November 09, 2009
| by Steven Castle
Want a “net-zero” home that produces all of its own electricity? No problem. You just estimate how much energy you’ll use, then buy enough solar panels to produce all the electricity for your needs, right?
If there’s some energy-efficient home technology, like a home control system that shuts things off and some lighting control, even better.
But what if, say, you worked backwards on that as did Jabar McKellar of Envision Solution in Dublin, Calif. McKellar designed a system in this 4,300-square-foot home, in which the solar array is sized to the energy savings in the house.
“Basically, I sized the solar array in conjunction with the automation system,” McKellar says. “I compiled estimated energy usage from each of the home’s subsystems and assisted the owner in choosing the most efficient appliances.
Using a HomeLogic control system that could automatically turn things on and off, McKellar shaved energy consumption in the climate, lighting and audio/video systems.
“By reducing energy costs by approximately 30 percent, I drastically reduced the overall size of the solar array,” McKellar says. Instead of a 7-kilowatt (kW), 44-panel solar array normally needed for a house this size to achieve “net-zero,” the house only required a 4.1-kw array of 27 panels, saving the owner about $17,000 in costs—and lots more in energy efficiency down the road.
Some of things McKellar did are great ideas for anyone building or retrofitting for energy efficiency:
- No lights ever come on past 90 percent. This saves 10 percent in electricity and doubles the life of the bulb.
- Lighting touchpads are eliminated from most zones, forcing the occupants to use the HomeLogic in-wall touchpanels to enact energy-saving scenes.
- Motion sensors and timers are used on all lights not on the lighting control system.
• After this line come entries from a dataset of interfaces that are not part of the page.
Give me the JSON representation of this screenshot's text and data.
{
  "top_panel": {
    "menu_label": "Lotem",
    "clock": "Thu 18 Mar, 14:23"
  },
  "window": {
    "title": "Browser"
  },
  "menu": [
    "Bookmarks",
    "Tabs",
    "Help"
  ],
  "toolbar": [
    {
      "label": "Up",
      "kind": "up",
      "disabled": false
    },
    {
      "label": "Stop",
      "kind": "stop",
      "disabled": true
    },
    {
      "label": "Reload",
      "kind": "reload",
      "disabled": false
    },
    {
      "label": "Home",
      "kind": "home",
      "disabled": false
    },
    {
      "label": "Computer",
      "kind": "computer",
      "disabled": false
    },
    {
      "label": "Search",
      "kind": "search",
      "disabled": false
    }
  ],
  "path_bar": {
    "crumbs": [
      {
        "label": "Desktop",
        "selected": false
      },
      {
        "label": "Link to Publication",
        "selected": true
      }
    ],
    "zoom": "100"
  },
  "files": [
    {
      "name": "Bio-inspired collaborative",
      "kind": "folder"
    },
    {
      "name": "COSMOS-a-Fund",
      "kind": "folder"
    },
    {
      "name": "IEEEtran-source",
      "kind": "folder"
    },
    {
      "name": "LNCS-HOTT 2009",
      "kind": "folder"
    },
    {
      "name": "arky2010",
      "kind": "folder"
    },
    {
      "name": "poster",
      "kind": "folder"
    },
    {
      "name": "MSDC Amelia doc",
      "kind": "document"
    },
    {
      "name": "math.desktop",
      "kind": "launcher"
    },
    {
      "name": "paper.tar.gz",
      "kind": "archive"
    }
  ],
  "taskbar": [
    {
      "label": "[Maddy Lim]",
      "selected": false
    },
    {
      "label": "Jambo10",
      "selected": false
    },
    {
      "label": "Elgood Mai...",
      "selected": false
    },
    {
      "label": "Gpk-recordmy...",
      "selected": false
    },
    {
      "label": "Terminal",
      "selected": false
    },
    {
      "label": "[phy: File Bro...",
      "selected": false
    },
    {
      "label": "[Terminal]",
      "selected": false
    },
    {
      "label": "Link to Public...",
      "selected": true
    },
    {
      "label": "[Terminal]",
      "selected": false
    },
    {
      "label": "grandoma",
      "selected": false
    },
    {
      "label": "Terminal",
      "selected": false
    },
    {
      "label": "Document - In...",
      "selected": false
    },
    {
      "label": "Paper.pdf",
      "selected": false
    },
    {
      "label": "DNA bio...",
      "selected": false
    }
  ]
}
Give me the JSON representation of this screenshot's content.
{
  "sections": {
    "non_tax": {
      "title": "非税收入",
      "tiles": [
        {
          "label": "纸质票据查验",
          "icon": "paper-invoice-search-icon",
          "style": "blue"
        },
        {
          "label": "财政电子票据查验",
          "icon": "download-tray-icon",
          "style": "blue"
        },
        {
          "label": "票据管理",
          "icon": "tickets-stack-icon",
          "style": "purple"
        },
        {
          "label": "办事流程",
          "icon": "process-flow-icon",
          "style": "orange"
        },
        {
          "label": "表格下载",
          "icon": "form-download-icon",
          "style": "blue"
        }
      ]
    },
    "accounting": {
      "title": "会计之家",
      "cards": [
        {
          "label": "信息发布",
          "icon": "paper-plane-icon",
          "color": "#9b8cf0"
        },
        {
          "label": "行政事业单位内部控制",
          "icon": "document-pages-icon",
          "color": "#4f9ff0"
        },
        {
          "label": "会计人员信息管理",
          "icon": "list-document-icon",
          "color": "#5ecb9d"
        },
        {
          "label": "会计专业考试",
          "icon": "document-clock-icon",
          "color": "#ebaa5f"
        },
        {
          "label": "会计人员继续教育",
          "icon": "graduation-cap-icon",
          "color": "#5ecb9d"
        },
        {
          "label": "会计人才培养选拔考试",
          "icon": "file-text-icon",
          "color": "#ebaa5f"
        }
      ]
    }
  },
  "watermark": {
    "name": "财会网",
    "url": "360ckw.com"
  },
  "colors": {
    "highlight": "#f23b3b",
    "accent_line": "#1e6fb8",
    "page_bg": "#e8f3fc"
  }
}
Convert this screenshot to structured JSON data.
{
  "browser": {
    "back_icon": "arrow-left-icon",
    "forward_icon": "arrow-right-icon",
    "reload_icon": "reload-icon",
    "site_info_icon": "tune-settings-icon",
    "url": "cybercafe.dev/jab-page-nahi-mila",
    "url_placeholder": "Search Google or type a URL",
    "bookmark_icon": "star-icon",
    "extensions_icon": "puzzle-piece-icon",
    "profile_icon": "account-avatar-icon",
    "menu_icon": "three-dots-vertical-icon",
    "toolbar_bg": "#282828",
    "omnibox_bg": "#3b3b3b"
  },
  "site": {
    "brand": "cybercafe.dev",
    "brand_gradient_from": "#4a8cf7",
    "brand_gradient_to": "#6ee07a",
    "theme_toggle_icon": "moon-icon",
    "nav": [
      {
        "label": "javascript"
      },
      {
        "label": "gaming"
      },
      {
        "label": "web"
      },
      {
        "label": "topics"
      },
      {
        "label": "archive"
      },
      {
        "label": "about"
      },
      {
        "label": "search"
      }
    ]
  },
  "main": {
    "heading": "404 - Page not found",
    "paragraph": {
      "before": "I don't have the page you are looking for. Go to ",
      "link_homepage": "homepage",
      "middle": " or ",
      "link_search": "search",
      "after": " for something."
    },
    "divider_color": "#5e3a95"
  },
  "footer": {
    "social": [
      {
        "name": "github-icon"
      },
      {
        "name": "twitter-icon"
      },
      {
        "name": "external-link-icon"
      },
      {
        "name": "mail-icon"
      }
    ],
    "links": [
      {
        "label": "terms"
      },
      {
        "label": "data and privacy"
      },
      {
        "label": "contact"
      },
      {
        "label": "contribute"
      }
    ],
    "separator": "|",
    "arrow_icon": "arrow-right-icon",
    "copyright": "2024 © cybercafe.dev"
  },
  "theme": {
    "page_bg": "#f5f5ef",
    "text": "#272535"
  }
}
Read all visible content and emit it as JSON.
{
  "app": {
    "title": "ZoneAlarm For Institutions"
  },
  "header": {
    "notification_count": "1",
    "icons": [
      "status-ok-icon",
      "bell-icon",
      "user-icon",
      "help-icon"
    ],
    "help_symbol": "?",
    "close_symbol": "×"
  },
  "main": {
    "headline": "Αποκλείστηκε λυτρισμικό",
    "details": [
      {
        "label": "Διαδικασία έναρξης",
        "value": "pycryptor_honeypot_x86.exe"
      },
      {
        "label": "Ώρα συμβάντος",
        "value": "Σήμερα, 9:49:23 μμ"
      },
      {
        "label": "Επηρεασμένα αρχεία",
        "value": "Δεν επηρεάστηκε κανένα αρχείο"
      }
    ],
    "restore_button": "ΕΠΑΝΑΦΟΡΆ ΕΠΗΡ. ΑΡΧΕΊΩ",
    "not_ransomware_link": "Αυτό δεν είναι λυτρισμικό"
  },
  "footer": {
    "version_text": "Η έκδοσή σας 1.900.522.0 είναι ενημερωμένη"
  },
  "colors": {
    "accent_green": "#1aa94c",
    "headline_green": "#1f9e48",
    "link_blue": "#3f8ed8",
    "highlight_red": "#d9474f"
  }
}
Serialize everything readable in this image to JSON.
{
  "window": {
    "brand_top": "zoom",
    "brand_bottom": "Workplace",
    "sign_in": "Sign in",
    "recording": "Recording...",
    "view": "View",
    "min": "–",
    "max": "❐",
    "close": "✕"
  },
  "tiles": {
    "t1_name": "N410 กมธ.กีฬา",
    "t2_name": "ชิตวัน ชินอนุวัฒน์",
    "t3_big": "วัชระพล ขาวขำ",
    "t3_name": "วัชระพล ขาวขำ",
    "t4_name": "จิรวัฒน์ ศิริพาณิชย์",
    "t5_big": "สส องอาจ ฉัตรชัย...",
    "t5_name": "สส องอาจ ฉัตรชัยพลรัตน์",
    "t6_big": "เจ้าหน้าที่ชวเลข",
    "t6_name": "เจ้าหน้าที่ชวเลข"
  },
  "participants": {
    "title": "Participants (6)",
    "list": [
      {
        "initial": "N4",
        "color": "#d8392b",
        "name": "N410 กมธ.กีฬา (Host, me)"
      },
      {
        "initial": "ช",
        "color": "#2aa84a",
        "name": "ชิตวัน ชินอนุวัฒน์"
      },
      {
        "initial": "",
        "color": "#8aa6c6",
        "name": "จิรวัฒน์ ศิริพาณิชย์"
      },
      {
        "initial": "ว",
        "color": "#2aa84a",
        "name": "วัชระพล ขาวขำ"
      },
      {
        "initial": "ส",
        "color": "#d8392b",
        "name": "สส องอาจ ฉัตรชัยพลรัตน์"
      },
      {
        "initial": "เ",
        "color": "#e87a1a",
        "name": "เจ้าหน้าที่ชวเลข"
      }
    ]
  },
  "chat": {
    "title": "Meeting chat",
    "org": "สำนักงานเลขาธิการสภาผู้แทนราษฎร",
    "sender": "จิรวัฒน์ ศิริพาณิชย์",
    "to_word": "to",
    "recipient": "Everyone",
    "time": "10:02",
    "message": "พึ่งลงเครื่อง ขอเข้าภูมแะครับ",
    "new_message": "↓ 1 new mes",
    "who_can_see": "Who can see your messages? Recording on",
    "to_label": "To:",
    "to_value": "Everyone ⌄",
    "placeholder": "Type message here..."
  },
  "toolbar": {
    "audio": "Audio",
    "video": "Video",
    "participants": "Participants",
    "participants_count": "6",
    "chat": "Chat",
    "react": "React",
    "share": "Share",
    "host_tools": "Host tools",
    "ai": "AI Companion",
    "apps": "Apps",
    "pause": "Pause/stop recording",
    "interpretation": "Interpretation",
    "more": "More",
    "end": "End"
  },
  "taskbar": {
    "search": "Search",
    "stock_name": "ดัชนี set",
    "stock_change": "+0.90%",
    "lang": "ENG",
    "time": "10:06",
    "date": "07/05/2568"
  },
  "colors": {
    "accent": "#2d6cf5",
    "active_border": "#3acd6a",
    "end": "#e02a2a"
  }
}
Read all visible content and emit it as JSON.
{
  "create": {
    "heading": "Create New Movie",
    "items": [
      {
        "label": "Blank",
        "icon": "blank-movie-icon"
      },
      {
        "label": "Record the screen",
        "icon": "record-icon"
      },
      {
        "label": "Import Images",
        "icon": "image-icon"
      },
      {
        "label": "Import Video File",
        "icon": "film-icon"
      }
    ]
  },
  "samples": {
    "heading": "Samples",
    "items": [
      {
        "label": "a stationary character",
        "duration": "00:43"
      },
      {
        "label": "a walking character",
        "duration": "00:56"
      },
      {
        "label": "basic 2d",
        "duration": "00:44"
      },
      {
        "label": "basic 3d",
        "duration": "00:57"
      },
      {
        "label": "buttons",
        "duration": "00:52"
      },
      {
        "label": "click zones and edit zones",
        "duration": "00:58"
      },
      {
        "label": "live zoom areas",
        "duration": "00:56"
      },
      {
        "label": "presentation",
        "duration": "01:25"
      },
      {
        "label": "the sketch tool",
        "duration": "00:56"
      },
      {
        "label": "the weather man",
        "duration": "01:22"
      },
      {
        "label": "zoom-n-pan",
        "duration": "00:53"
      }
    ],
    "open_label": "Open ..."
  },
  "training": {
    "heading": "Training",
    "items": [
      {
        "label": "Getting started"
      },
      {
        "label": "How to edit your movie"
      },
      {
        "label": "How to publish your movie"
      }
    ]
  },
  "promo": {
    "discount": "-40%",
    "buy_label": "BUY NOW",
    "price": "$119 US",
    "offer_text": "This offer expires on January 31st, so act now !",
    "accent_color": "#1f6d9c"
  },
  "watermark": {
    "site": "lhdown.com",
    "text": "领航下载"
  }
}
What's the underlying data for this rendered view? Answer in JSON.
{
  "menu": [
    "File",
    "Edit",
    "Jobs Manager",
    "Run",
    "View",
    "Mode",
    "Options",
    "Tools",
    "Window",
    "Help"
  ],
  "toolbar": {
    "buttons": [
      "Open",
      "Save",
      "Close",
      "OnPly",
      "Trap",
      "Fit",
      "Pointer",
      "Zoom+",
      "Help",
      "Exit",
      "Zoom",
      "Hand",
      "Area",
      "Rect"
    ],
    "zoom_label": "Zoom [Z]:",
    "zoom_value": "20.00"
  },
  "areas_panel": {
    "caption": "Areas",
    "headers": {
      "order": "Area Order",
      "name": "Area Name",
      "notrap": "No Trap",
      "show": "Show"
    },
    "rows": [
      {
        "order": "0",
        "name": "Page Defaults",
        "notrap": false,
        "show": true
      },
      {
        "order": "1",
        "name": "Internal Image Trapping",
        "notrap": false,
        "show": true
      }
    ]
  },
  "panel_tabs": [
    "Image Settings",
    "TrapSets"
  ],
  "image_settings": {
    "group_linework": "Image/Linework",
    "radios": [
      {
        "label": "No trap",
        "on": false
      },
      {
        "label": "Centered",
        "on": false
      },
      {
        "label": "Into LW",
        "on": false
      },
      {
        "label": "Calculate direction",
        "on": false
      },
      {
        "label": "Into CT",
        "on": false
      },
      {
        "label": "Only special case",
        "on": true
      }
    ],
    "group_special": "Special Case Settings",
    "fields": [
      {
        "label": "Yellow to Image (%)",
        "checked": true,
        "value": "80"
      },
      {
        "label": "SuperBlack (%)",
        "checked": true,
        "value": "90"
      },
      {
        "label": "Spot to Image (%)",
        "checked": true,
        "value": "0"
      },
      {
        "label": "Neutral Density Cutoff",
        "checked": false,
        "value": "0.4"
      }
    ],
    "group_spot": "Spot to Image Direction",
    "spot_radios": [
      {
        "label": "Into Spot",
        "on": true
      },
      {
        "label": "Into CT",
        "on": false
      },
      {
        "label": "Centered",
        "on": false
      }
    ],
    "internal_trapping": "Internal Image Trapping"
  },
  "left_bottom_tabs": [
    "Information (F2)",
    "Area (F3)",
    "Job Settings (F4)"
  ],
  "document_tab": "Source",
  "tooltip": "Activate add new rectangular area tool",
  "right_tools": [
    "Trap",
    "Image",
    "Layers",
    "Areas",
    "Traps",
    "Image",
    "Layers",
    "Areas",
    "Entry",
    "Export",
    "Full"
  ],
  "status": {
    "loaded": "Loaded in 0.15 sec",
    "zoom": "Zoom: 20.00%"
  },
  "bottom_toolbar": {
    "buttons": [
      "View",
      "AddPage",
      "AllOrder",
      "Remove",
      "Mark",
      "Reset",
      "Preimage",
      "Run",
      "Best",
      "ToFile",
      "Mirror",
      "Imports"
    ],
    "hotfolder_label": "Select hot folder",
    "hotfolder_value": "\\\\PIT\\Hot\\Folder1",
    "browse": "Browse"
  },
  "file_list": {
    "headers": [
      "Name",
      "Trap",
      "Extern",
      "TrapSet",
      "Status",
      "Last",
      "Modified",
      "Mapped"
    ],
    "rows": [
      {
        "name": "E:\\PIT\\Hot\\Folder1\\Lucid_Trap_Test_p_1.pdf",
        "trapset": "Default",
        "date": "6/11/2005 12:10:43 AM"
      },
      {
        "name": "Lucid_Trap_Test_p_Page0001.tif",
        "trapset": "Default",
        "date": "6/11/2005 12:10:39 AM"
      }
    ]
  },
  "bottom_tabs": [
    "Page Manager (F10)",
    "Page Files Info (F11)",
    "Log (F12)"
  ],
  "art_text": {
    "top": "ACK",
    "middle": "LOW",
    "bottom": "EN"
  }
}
For example, a closet has a manual switch that shuts off the lights automatically in five minutes.
- When the owner goes out or to bed, the house stays in an away mode that cuts all power to the audio/video components that draw standby or vampire power. Only security cameras and the audio/video distribution system are left in standby, so he can view the cameras.
- The HomeLogic system provides an “event viewer” for the dual HVAC systems, which gives real-time information on the amount of energy the homeowners are using.
- In the first 20 minutes of cooling the home, ceiling fans come on to circulate the air and reduce the need for air conditioning.
- Heat from the equipment rack is exhausted outside in the summer and recirculated in the home in the winter.
With federal and state incentives, the energy-saving automation system and downsized solar system in this home cost the homeowners as much as a larger solar array they didn’t need (based on a 3,000 to 3,800 square foot home). So here are some stats and costs to help you decide if energy-saving automation is worth it:
COST OF GOING ‘NET ZERO’ WITH SOLAR ONLY (NO AUTOMATION):
7-kilowatt grid-tied solar system: $64,000 (approx.)
Approx. rebate PG&E/CSI (Calif. Solar Initiative): $8,894
Federal gov’t rebates: $19,200
After rebates: $35,906
COST OF GOING ‘NET ZERO’ WITH SOLAR AND AUTOMATION:
Automated lighting (15% energy savings): $9,000
Automated climate (20% energy savings): $3,000
Automated phantom-load shut-off (10% energy savings): $3,000
Energy-efficiency engineering (5-20% savings): $2,000
4.1-kw grid-tied solar array: $40,050
Fed gov’t rebates: $12,150
CSI (Calif. Solar Initiative): $6,003
Additional PG&E & federal government rebates: $1,900
Cost of Downsized Solar with rebates and automation: $36,997
Steven Castle is Electronic House's managing editor. he has been writing about consumer electronics, homes and energy efficiency topics for two decades. He is also the co-founder of GreenTech Advocates